-------- GIVEN DATA --------

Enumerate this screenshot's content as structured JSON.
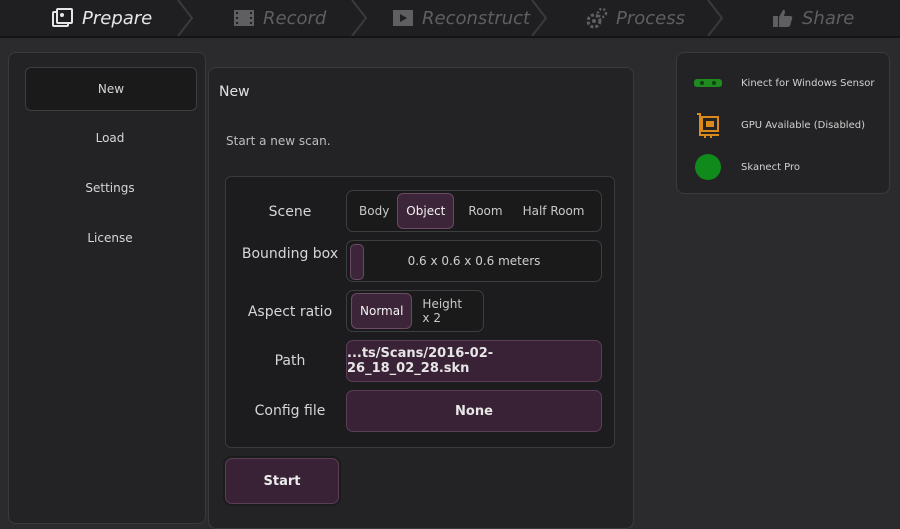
{
  "wizard": {
    "steps": [
      {
        "label": "Prepare",
        "icon": "photo-stack-icon",
        "active": true
      },
      {
        "label": "Record",
        "icon": "film-icon",
        "active": false
      },
      {
        "label": "Reconstruct",
        "icon": "film-play-icon",
        "active": false
      },
      {
        "label": "Process",
        "icon": "gears-icon",
        "active": false
      },
      {
        "label": "Share",
        "icon": "thumbs-up-icon",
        "active": false
      }
    ]
  },
  "sidebar": {
    "items": [
      {
        "label": "New",
        "selected": true
      },
      {
        "label": "Load",
        "selected": false
      },
      {
        "label": "Settings",
        "selected": false
      },
      {
        "label": "License",
        "selected": false
      }
    ]
  },
  "main": {
    "title": "New",
    "subtitle": "Start a new scan.",
    "form": {
      "scene": {
        "label": "Scene",
        "options": [
          "Body",
          "Object",
          "Room",
          "Half Room"
        ],
        "selected": "Object"
      },
      "bounding_box": {
        "label": "Bounding box",
        "value": "0.6 x 0.6 x 0.6 meters"
      },
      "aspect_ratio": {
        "label": "Aspect ratio",
        "options": [
          "Normal",
          "Height x 2"
        ],
        "selected": "Normal"
      },
      "path": {
        "label": "Path",
        "value": "...ts/Scans/2016-02-26_18_02_28.skn"
      },
      "config_file": {
        "label": "Config file",
        "value": "None"
      }
    },
    "start_label": "Start"
  },
  "status": {
    "items": [
      {
        "icon": "kinect-sensor-icon",
        "text": "Kinect for Windows Sensor"
      },
      {
        "icon": "gpu-card-icon",
        "text": "GPU Available (Disabled)"
      },
      {
        "icon": "green-status-dot-icon",
        "text": "Skanect Pro"
      }
    ]
  },
  "colors": {
    "accent_purple": "#3a2236",
    "status_green": "#1f8a1f",
    "gpu_orange": "#d98a1a"
  }
}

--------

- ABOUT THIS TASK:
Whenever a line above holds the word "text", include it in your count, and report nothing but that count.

- RESPONSE BOX:
3